Exercise prompt
Leaving out every picture, quote the data below exactly as it appears.

(Dataset rows describing interfaces)
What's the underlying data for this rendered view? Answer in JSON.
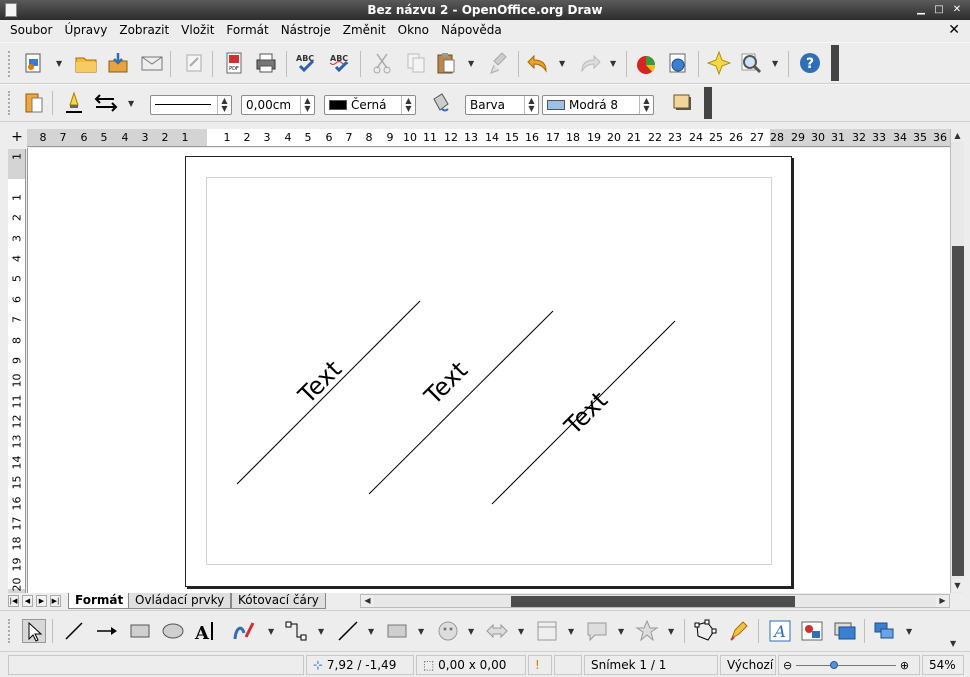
{
  "window": {
    "title": "Bez názvu 2 - OpenOffice.org Draw"
  },
  "menu": {
    "items": [
      "Soubor",
      "Úpravy",
      "Zobrazit",
      "Vložit",
      "Formát",
      "Nástroje",
      "Změnit",
      "Okno",
      "Nápověda"
    ],
    "close_glyph": "✕"
  },
  "line_toolbar": {
    "line_width": "0,00cm",
    "line_color": "Černá",
    "area_style": "Barva",
    "area_color": "Modrá 8",
    "line_color_hex": "#000000",
    "area_color_hex": "#9bc3e9"
  },
  "rulers": {
    "horizontal": [
      "8",
      "7",
      "6",
      "5",
      "4",
      "3",
      "2",
      "1",
      "1",
      "2",
      "3",
      "4",
      "5",
      "6",
      "7",
      "8",
      "9",
      "10",
      "11",
      "12",
      "13",
      "14",
      "15",
      "16",
      "17",
      "18",
      "19",
      "20",
      "21",
      "22",
      "23",
      "24",
      "25",
      "26",
      "27",
      "28",
      "29",
      "30",
      "31",
      "32",
      "33",
      "34",
      "35",
      "36"
    ],
    "vertical": [
      "1",
      "1",
      "2",
      "3",
      "4",
      "5",
      "6",
      "7",
      "8",
      "9",
      "10",
      "11",
      "12",
      "13",
      "14",
      "15",
      "16",
      "17",
      "18",
      "19",
      "20"
    ]
  },
  "canvas": {
    "shapes": [
      {
        "label": "Text"
      },
      {
        "label": "Text"
      },
      {
        "label": "Text"
      }
    ]
  },
  "tabs": [
    {
      "label": "Formát",
      "active": true
    },
    {
      "label": "Ovládací prvky",
      "active": false
    },
    {
      "label": "Kótovací čáry",
      "active": false
    }
  ],
  "status": {
    "position": "7,92 / -1,49",
    "size": "0,00 x 0,00",
    "slide": "Snímek 1 / 1",
    "master": "Výchozí",
    "zoom": "54%"
  },
  "icons": {
    "standard": [
      "new-icon",
      "open-icon",
      "save-icon",
      "email-icon",
      "edit-file-icon",
      "export-pdf-icon",
      "print-icon",
      "spellcheck-icon",
      "autospellcheck-icon",
      "cut-icon",
      "copy-icon",
      "paste-icon",
      "clone-format-icon",
      "undo-icon",
      "redo-icon",
      "chart-icon",
      "navigator-icon",
      "gallery-icon",
      "zoom-icon",
      "help-icon"
    ],
    "drawing": [
      "select-icon",
      "line-icon",
      "arrow-line-icon",
      "rectangle-icon",
      "ellipse-icon",
      "fontwork-text-icon",
      "curve-icon",
      "connector-icon",
      "lines-arrows-icon",
      "basic-shapes-icon",
      "symbol-shapes-icon",
      "block-arrows-icon",
      "flowchart-icon",
      "callouts-icon",
      "stars-icon",
      "points-icon",
      "glue-points-icon",
      "fontwork-gallery-icon",
      "from-file-icon",
      "extrusion-icon",
      "align-icon"
    ]
  }
}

Finished exercise
What's the underlying data for this rendered view? Answer in JSON.
{
  "window": {
    "title": "Bez názvu 2 - OpenOffice.org Draw"
  },
  "menu": {
    "items": [
      "Soubor",
      "Úpravy",
      "Zobrazit",
      "Vložit",
      "Formát",
      "Nástroje",
      "Změnit",
      "Okno",
      "Nápověda"
    ],
    "close_glyph": "✕"
  },
  "line_toolbar": {
    "line_width": "0,00cm",
    "line_color": "Černá",
    "area_style": "Barva",
    "area_color": "Modrá 8",
    "line_color_hex": "#000000",
    "area_color_hex": "#9bc3e9"
  },
  "rulers": {
    "horizontal": [
      "8",
      "7",
      "6",
      "5",
      "4",
      "3",
      "2",
      "1",
      "1",
      "2",
      "3",
      "4",
      "5",
      "6",
      "7",
      "8",
      "9",
      "10",
      "11",
      "12",
      "13",
      "14",
      "15",
      "16",
      "17",
      "18",
      "19",
      "20",
      "21",
      "22",
      "23",
      "24",
      "25",
      "26",
      "27",
      "28",
      "29",
      "30",
      "31",
      "32",
      "33",
      "34",
      "35",
      "36"
    ],
    "vertical": [
      "1",
      "1",
      "2",
      "3",
      "4",
      "5",
      "6",
      "7",
      "8",
      "9",
      "10",
      "11",
      "12",
      "13",
      "14",
      "15",
      "16",
      "17",
      "18",
      "19",
      "20"
    ]
  },
  "canvas": {
    "shapes": [
      {
        "label": "Text"
      },
      {
        "label": "Text"
      },
      {
        "label": "Text"
      }
    ]
  },
  "tabs": [
    {
      "label": "Formát",
      "active": true
    },
    {
      "label": "Ovládací prvky",
      "active": false
    },
    {
      "label": "Kótovací čáry",
      "active": false
    }
  ],
  "status": {
    "position": "7,92 / -1,49",
    "size": "0,00 x 0,00",
    "slide": "Snímek 1 / 1",
    "master": "Výchozí",
    "zoom": "54%"
  },
  "icons": {
    "standard": [
      "new-icon",
      "open-icon",
      "save-icon",
      "email-icon",
      "edit-file-icon",
      "export-pdf-icon",
      "print-icon",
      "spellcheck-icon",
      "autospellcheck-icon",
      "cut-icon",
      "copy-icon",
      "paste-icon",
      "clone-format-icon",
      "undo-icon",
      "redo-icon",
      "chart-icon",
      "navigator-icon",
      "gallery-icon",
      "zoom-icon",
      "help-icon"
    ],
    "drawing": [
      "select-icon",
      "line-icon",
      "arrow-line-icon",
      "rectangle-icon",
      "ellipse-icon",
      "fontwork-text-icon",
      "curve-icon",
      "connector-icon",
      "lines-arrows-icon",
      "basic-shapes-icon",
      "symbol-shapes-icon",
      "block-arrows-icon",
      "flowchart-icon",
      "callouts-icon",
      "stars-icon",
      "points-icon",
      "glue-points-icon",
      "fontwork-gallery-icon",
      "from-file-icon",
      "extrusion-icon",
      "align-icon"
    ]
  }
}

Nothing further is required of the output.